As hundreds of Afghan evacuees arrive in Philadelphia, the Nationalities Service Center has been flooded with volunteer applications and donations.
Since Aug. 15, the nonprofit has raised nearly $100,000, and more than 700 people have offered to donate their time to the NSC, one of two local groups helping to resettle those fleeing Afghanistan.
“It just gives you an indication of the incredible generosity of Philadelphians,” said Margaret O’Sullivan, the organization’s executive director. “When times are tough, Philadelphians step up for people in need. They always have.”
City residents, along with HIAS Pennsylvania and the NSC, are organizing a massive effort to welcome the evacuees, some of whom began arriving Saturday at Philadelphia International Airport, one of two airports in the nation serving as entry points.
“We don’t have a lot of information about whether or not we will receive a lot of people at once, or if they’ll come slowly over time,” O’Sullivan told Metro. “So we have really just been getting our capacity ready and our board ready and our staff ready to convert to a large scale operation.”
NSC has told federal officials that it is prepared to resettle at least 200 people initially in the Philadelphia region, she added.
Since the Taliban took control of the country earlier this month, there has been a mad rush to remove U.S. citizens, allies and vulnerable Afghans, particularly since a suicide bomb attack last week killed 13 American troops and dozens of civilians.
Nearly 3,000 people were evacuated through flights out of Kabul from early Saturday morning to early Sunday, according to the White House.
Just over 500 evacuees arrived in Philadelphia on Saturday, and Mayor Jim Kenney’s administration said Sunday afternoon that hundreds more were expected to land later in the day.

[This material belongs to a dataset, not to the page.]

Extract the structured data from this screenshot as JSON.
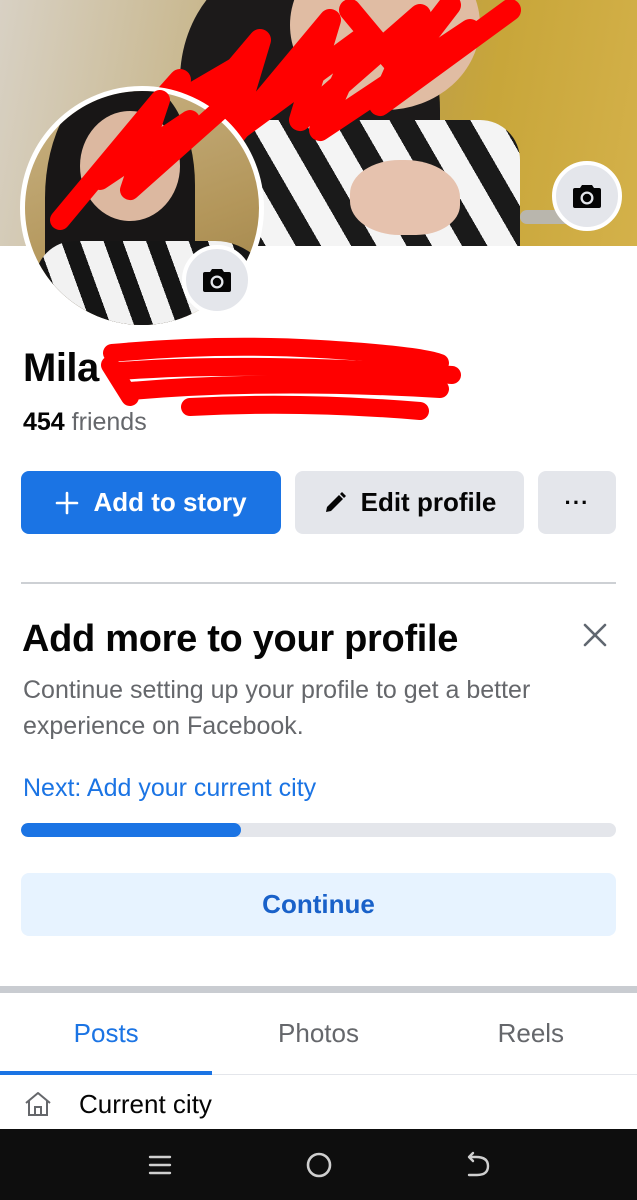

Not all of the Afghans passing through the airport are expected to remain in the Philadelphia region.
They are being met in an airport terminal by volunteers offering culturally-appropriate meals, stuffed animals for children, diapers and hygiene products, city officials said.
Evacuees are also being tested for the coronavirus and given the opportunity to receive a COVID-19 vaccine.
“I’m very pleased with the high level of coordination occurring at PHL Airport to best welcome Afghan evacuees into our country,” Kenney said in a statement Sunday. “We anticipate this operation picking up speed in the coming days and appreciate the public’s support by way of volunteering and donating in the recommended ways.”
The Mayor’s Office said there is a need for people who speak Dari, Pashto, Urdu or Farsi to serve as translators.
Anyone who is interested must sign up for the Philadelphia Medical Reserve Corps by going to www.serv.pa.gov and picking “Medical Reserve Corps Organizations” from the drop down menu and then “Philadelphia MRC.”
U.S. citizens and permanent residents, as well as those who have been approved for a Special Immigration Visa, can leave from the airport and begin working with organizations to get settled.
Others, including people with incomplete paperwork or those applying for humanitarian parole, are given the opportunity to go to Joint Base McGuire-Dix-Lakehurst in Burlington County, New Jersey.
At the base, they can get medical screening, other vaccinations and speak with federal workers to apply for immigration status and work authorization, a spokesperson for the U.S. Department of Homeland Security said.
Such procedures, in normal circumstances, would usually take place in the person’s home country. The evacuees were screened and vetted for security purposes before being cleared to enter the country, the spokesperson said.
The United States Coast Guard Atlantic Strike Team, which is based at Fort Dix, has put out a call for clothing, baby items, towels, feminine products, blankets, shoes and toys for the Afghans staying at the base.
NSC is planning outreach to landlords, particularly near existing Afghan communities in Oxford Circle and Mayfair, to secure housing for the evacuees, O’Sullivan said. For those who do remain in the area, NSC will help orient them to the city.
“Resettling from a country you never wanted to leave is the hardest thing anyone could do,” O’Sullivan added. “Some come from outer provinces – more rural areas – and sometimes it’s about helping them to navigate things like SEPTA and the post office and all of it.”
HIAS Pennsylvania is looking for volunteers, donations, employers who are hiring, and realtors and landlords willing to help.
Gift cards are especially necessary, O’Sullivan said, because the evacuees will need clothes, kitchen items and nearly all household essentials. The NSC has also put together an Amazon Wish List.
“They’re things we can give a family and hand to them and have them make choices immediately about what they want,” O’Sullivan said. “It’s important when people have been so traumatized to give them some decision points to encourage agency over the situation.”